By Clint Thompson
Nutsedge may not be the most problematic weed Florida vegetable and specialty crop producers encounter every year, but it is a problem.
Nutsedge is most concerning because it is the only weed to puncture through plastic mulch, says Nathan Boyd, University of Florida Associate Center Director and Associate Professor of Horticulture/Weed Science at the Gulf Coast Research and Education Center. It is also challenging because a cover crop during the current fallow period will not control it.
“Even though a competitive cover crop will reduce the number of tubers a nutsedge will produce, they don’t stop it from growing. A cover crop will maintain the population, but it doesn’t reduce the population over time of nutsedge,” Boyd said. “A perennial weed like nutsedge, there’s never one tool that’s going to solve the problem. It’s got to be a combination.”
According to UF/IFAS, nutsedge spreads underground and produce structures known as tubers. Yellow nutsedge produces fewer but larger tubers, whereas purple nutsedge produces more but smaller tubers. A removal of the tubers is key. Growers can hand-weed the pest. But if they don’t remove the tubers, the nutsedge will grow back.

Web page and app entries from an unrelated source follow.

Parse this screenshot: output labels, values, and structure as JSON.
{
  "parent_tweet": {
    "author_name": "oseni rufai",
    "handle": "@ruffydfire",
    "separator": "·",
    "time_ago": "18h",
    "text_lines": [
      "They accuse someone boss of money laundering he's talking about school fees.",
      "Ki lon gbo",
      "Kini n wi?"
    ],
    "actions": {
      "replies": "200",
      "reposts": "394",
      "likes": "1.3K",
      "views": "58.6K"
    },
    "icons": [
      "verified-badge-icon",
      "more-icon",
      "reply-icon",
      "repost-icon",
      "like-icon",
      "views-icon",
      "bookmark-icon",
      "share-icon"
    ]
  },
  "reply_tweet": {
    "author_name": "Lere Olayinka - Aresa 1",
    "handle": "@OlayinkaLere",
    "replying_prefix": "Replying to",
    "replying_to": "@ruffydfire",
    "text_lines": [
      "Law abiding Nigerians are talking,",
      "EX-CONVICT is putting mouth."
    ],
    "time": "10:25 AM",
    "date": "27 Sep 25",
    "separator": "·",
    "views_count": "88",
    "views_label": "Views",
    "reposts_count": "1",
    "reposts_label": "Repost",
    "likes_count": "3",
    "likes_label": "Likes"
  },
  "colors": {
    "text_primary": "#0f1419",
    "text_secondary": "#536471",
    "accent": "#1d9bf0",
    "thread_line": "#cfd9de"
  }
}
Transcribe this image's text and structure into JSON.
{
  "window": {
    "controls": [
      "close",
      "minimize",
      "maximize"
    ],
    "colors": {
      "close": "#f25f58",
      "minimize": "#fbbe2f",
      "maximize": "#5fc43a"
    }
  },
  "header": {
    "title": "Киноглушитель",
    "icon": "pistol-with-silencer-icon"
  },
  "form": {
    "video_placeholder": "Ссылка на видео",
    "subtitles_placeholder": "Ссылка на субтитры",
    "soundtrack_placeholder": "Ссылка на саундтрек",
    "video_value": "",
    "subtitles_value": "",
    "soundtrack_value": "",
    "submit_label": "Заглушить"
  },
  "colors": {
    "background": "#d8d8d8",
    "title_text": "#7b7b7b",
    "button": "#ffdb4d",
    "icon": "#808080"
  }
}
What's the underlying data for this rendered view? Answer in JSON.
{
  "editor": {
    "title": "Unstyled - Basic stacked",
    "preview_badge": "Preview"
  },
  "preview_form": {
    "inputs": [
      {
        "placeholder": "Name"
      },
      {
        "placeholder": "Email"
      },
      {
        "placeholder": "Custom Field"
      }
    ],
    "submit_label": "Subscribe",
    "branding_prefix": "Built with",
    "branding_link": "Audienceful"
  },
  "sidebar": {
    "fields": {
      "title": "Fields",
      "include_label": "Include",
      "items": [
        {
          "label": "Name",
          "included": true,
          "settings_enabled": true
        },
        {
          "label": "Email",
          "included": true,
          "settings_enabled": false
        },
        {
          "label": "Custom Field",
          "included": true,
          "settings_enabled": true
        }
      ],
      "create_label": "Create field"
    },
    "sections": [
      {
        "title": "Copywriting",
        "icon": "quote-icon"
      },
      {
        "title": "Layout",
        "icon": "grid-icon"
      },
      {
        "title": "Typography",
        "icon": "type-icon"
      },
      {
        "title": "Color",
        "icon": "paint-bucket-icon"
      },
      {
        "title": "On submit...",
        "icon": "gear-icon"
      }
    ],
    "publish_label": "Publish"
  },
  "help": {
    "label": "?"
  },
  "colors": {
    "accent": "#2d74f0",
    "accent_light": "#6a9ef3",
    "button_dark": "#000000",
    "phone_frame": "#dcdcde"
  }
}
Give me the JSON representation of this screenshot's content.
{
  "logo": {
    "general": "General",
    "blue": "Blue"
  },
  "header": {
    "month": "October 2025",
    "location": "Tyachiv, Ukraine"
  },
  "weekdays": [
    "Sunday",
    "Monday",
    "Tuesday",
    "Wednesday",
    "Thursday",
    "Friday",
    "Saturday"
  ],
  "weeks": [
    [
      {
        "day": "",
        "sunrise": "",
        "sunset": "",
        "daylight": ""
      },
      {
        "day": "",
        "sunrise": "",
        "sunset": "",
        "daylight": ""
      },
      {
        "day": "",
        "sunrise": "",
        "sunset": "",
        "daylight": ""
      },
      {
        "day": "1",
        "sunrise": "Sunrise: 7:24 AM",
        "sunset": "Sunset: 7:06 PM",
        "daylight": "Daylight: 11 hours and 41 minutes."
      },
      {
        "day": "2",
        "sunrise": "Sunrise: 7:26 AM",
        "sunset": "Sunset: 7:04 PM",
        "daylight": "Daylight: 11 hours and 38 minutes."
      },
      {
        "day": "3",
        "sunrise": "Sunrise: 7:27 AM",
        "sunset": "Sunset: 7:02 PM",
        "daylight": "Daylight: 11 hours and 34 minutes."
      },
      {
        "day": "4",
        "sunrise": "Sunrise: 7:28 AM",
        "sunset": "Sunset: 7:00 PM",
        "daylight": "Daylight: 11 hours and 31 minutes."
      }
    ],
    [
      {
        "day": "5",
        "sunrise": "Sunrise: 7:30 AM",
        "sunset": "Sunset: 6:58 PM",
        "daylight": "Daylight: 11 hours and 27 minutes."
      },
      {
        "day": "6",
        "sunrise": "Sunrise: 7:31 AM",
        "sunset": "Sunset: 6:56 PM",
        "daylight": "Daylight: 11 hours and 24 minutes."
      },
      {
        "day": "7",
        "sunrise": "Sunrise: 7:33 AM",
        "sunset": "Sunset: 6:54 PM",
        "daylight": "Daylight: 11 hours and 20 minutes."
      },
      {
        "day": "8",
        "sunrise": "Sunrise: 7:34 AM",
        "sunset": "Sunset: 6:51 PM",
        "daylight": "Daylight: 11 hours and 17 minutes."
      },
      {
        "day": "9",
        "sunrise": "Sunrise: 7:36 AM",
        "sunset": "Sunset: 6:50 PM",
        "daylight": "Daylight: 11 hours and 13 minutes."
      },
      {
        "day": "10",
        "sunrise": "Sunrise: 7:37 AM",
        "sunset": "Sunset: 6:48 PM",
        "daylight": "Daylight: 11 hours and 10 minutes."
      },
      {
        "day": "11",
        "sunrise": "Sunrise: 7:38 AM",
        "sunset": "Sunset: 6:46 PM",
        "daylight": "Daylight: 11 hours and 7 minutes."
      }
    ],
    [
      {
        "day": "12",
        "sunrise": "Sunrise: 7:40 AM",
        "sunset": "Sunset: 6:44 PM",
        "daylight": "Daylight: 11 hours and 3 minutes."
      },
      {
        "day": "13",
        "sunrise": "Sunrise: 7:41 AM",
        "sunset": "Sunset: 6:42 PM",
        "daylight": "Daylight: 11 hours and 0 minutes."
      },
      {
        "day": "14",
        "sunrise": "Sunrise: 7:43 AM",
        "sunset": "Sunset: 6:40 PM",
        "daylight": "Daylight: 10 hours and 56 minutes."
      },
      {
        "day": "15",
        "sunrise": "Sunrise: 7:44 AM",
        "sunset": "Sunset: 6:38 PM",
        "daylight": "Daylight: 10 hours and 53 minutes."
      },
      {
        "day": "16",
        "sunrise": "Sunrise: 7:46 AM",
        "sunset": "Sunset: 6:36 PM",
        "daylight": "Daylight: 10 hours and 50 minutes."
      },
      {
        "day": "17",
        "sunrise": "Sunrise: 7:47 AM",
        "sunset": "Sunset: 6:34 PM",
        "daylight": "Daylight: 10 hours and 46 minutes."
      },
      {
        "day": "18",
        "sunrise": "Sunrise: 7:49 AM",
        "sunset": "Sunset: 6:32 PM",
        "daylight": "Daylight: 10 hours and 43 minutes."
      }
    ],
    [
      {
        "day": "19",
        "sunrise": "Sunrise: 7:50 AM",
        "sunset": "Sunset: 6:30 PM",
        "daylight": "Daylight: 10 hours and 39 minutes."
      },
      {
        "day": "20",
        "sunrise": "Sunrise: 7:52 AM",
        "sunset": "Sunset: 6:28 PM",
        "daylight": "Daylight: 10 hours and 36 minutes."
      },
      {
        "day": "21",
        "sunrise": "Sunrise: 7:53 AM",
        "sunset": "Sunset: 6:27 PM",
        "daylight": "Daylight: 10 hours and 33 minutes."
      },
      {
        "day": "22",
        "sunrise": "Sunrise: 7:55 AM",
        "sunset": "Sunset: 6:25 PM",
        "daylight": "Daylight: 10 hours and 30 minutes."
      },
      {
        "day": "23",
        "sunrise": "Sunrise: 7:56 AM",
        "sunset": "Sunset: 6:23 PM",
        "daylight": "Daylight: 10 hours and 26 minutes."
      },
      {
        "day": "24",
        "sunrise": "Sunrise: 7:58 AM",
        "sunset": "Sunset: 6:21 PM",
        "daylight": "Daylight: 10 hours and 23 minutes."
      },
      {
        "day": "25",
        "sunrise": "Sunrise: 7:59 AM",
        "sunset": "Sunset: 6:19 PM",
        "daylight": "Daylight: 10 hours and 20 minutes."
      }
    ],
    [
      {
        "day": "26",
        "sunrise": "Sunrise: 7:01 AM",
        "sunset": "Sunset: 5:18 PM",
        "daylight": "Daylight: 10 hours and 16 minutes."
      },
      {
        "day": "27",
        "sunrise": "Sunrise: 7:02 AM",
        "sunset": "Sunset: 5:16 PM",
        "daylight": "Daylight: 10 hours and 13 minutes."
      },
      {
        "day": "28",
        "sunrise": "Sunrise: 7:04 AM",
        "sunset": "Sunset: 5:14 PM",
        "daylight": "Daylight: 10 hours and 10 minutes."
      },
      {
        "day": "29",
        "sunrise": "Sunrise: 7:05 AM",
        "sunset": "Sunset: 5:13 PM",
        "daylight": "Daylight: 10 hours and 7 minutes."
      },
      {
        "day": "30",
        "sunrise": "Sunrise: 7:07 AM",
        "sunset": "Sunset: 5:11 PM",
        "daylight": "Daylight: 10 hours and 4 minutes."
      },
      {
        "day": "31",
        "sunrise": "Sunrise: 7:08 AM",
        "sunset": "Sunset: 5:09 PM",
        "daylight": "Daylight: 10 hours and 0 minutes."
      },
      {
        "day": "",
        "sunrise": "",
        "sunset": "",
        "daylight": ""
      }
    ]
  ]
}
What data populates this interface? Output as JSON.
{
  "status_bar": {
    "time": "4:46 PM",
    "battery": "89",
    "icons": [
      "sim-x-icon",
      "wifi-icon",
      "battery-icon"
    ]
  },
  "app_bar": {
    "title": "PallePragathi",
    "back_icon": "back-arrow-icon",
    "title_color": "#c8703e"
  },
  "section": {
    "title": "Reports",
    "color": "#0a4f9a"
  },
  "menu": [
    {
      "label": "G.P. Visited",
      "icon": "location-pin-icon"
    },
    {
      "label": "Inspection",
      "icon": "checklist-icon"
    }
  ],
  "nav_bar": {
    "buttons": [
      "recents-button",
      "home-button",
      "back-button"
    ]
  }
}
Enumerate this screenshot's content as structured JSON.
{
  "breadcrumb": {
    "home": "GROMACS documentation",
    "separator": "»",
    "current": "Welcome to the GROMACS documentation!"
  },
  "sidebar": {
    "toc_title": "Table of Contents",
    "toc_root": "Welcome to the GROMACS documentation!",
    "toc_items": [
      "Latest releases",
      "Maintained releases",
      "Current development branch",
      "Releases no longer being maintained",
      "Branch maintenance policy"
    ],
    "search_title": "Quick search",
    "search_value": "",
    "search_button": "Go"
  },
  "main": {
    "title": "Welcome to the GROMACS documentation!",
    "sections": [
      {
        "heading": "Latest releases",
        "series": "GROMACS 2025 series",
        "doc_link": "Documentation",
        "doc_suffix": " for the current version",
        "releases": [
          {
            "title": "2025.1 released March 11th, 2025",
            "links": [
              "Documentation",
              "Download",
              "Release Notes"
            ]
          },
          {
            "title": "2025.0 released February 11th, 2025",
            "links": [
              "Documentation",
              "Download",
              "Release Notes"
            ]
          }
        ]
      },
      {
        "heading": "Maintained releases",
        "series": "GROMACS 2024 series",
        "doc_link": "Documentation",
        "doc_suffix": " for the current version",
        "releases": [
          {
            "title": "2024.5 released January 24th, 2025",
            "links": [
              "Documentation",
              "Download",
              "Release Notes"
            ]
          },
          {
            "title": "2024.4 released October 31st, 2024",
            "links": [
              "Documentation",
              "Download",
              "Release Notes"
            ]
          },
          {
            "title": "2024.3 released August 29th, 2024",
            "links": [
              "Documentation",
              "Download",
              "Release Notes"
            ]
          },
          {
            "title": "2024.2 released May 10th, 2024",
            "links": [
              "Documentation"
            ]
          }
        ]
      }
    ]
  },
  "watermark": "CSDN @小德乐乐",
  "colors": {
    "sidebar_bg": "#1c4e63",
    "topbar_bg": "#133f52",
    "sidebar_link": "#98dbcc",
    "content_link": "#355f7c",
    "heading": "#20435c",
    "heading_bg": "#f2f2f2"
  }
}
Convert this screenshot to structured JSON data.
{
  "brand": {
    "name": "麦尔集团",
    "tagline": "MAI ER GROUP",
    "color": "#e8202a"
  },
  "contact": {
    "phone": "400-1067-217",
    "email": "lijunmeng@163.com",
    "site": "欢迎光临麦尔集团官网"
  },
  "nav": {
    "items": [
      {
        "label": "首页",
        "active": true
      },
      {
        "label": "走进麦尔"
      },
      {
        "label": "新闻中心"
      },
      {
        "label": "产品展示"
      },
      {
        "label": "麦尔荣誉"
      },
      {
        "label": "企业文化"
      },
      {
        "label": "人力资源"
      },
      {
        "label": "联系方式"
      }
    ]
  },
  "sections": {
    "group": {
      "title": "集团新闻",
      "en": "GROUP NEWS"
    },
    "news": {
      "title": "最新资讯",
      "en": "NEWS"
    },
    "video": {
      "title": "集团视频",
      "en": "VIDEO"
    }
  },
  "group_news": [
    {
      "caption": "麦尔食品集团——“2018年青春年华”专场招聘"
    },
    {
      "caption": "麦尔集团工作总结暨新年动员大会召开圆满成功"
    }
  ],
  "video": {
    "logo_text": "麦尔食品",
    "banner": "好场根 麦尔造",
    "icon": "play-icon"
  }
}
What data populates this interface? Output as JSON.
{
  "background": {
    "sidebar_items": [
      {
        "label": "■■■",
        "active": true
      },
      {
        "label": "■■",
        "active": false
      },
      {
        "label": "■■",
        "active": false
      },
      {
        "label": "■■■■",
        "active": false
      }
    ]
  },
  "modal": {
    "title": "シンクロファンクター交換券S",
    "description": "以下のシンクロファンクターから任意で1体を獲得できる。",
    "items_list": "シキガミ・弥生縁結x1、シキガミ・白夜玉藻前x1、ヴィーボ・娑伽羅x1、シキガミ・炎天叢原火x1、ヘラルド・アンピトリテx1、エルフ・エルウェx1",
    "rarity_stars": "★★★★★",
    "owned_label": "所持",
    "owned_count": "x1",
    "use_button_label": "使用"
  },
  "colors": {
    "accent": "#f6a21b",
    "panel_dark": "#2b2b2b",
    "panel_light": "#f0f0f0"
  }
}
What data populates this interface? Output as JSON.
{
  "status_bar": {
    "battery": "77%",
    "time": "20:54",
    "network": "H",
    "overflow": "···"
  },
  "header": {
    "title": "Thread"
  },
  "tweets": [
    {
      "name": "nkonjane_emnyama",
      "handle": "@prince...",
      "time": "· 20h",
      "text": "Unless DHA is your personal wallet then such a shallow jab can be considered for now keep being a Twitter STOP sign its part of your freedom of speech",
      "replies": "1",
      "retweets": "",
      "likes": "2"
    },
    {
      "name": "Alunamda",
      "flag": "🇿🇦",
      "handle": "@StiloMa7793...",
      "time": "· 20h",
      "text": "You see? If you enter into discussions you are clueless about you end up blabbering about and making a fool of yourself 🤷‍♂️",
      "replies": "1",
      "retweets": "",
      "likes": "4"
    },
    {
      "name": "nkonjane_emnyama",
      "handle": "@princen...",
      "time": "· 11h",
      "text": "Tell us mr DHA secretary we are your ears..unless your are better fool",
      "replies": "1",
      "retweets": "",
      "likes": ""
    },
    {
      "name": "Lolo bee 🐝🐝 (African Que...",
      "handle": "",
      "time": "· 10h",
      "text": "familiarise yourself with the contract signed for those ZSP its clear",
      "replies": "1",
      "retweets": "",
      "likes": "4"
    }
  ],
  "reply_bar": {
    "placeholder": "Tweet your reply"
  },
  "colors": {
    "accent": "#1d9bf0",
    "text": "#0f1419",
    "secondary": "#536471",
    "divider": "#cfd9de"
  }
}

Nutsedge can grow as high as 3 feet.
“If you know that nutsedge is a problem in a particular field, maybe you want to change your fumigation practice. There are certain mulches that inhibit nutsedge more than others. We’re looking at a combination of herbicides that you can put down with the cover crop that would reduce the nutsedge population,” Boyd said.
Producers need to know what works well. For strawberry producers, there is not a registered herbicide to control nutsedge. Boyd also estimates that more than 80% of strawberry growers implement a cover crop. But since that doesn’t provide adequate nutsedge control, growers must resort to implementing another management strategy if they have a nutsedge problem in their field.
Properly timed cultivation during the fallow period can reduce nutsedge. Boyd said potato diggers will reduce the tubers in the soil. But it is an expensive investment.
Weed control is an important part of any producer’s integrated pest management system. Weeds like nutsedge, ragweed and pigweed compete for essential nutrients and water that crops need to grow. Weeds can also serve as a host for nematodes or other fungi and other diseases.